So if not science — what was behind the change? It would take a public records request to shed light on the process.
“I wanted to see how much of a political decision this was,” journalist Dermot Cole said of his April filing with the governor’s office.
A month later he received a ream of emails — almost completely redacted — between the governor’s top political staff and agency commissioners.
The emails were mostly blank. But from the headers it was evident that the governor’s chief of staff Tuckerman Babcock, former head of Alaska’s Republican Party, was directing revisions for the state’s allowable PFAS limits in drinking water.
Other key figures included Jeremy Price, deputy chief of staff and former head of the Alaska-chapter of Americans for Progress, a Koch Brothers-funded activism group.
Gov. Dunleavy’s press secretary Matt Shuckerow says there isn’t anything unusual about regulations being reviewed by the governor’s top aides.
“This is an issue that crosses multiple agencies and it’s imperative that we get as much input from commissioners, from their staff, to get the best advice and the best guidance,” Shuckerow said.
He wouldn’t address why the email contents were blanked out.
“There are privileges the administration is afforded that protect the integrity of the decision-making process and the ability of a leader to seek the counsel and advice of their most trusted advisors,” Angela Hull, the governor’s public records official, wrote in an email.
Cole sees it differently: he wrote about it on his blog.
“I think it’s a mockery of the public process,” Cole said. “It may be a legal one, but it’s a mockery of the public process to release a bunch of emails that basically say ‘Hello,’ and ‘Goodbye,’ and everything else is kept secret.
To be clear, withholding the content of these emails is legal. Alaska’s public records law has broad exemptions for the “deliberative process.”
But back to the PFAS standards. The Dunleavy administration says it’s taking a cautious approach by adopting the federal guidelines until more information is available.
But public health advocates say the EPA’s PFAS action plan — favored by the Dunleavy administration — doesn’t deliver.
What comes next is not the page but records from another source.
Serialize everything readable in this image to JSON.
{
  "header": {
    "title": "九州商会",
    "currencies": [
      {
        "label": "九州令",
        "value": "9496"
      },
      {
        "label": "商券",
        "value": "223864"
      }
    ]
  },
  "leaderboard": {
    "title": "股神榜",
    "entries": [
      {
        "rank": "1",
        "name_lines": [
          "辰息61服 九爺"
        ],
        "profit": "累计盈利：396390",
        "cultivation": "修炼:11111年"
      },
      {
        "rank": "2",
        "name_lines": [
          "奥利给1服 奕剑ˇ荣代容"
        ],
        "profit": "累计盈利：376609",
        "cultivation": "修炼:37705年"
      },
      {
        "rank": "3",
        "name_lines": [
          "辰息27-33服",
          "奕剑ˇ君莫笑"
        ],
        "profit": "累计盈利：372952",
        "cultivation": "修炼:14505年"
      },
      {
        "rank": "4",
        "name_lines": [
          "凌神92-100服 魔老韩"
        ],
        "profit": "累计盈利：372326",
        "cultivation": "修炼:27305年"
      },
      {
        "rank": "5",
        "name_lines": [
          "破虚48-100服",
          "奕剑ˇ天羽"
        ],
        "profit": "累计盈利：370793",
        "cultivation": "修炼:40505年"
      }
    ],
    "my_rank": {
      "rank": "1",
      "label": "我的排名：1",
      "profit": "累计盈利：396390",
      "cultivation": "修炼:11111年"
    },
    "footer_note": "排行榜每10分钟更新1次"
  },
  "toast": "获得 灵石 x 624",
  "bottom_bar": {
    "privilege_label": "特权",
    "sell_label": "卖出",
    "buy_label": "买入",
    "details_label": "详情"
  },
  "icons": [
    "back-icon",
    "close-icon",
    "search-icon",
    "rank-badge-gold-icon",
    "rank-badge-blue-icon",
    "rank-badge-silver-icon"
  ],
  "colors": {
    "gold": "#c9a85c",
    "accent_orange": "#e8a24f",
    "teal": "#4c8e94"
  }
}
“There’s no explicit timeline, there’s no definitive actions,” David Andrews, a senior scientist with Environmental Working Group in Washington, D.C. “(EPA) essentially deferred decision making a little bit further down the line.”
That’s the view of 31 senators who co-cosponsored legislation to force the federal government’s hand. Lawmakers like Sen. Lisa Murkowski (R-Alaska).
The PFAS Action Act of 2019 would compel the federal government to declare all PFAS chemicals hazardous substances within a year.
“It really initiates the cleanup process and requires contaminated sites to be addressed,” Andrews said.
The EPA’s more cautious pace has the support of some industries that used PFAS in their manufacturing processes.
“Regulations should be based on sound science,” said Dan Grucza, an Atlanta-based attorney who tracks PFAS regulations for industrial clients across the nation.
He says Alaska is wise to defer to the the federal government; a patchwork of laws could be more difficult to implement.
“A myriad of regulations could cause confusion and uncertainty for both industry and the public,” Grucza said.
Back in Gustavus, Kelly McLaughlin says she has jars of last year’s bear meat she’d unwittingly canned with PFAS-contaminated tap water.
“I mean, it’s poison, so I don’t know what to do with it,” she said. “It’s just sitting on my kitchen counter — still — I don’t know where to get rid of it.”